**ACTIVITY**: Answer with one number: the count of lines in the listing below that hold the word "Hostel".
SOURCE MATERIAL Start Marker
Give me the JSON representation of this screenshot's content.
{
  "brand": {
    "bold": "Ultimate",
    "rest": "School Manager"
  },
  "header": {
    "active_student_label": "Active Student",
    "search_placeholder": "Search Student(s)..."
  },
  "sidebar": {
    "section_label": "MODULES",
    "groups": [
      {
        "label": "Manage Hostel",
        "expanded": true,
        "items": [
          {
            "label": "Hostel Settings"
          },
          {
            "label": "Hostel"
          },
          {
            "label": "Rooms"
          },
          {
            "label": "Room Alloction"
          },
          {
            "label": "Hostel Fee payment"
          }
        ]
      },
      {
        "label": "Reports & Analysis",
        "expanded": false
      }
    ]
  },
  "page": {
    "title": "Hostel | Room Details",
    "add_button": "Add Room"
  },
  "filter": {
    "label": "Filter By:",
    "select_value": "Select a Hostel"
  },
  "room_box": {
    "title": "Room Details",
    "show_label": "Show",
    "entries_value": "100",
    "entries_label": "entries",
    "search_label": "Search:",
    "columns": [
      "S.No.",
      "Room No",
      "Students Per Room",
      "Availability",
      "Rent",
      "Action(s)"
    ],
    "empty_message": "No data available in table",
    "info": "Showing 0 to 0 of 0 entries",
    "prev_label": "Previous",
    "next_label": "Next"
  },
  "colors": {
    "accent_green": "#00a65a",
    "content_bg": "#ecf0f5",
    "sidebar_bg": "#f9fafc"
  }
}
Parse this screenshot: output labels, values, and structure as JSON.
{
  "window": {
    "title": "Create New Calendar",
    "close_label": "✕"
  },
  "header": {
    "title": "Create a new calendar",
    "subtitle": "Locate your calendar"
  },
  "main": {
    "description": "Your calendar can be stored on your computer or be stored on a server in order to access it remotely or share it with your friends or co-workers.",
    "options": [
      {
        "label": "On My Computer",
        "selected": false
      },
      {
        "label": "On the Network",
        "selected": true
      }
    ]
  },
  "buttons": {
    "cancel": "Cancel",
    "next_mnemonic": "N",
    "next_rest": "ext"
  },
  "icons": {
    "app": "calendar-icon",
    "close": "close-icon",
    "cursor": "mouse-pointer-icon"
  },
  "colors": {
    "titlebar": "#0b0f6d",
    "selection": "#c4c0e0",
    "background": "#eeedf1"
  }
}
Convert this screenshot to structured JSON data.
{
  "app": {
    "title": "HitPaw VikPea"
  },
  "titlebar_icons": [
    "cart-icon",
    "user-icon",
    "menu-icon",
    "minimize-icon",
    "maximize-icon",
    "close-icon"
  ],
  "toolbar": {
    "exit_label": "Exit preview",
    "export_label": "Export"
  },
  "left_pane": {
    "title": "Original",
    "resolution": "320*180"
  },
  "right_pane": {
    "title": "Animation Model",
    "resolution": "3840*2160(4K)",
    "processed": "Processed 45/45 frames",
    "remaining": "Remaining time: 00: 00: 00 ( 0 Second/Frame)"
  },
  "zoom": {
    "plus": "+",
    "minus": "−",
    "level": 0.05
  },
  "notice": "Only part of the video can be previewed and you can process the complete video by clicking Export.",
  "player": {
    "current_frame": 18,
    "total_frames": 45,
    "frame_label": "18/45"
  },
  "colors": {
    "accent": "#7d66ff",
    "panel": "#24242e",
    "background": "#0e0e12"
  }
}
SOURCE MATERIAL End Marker
**FINAL ANSWER**: 6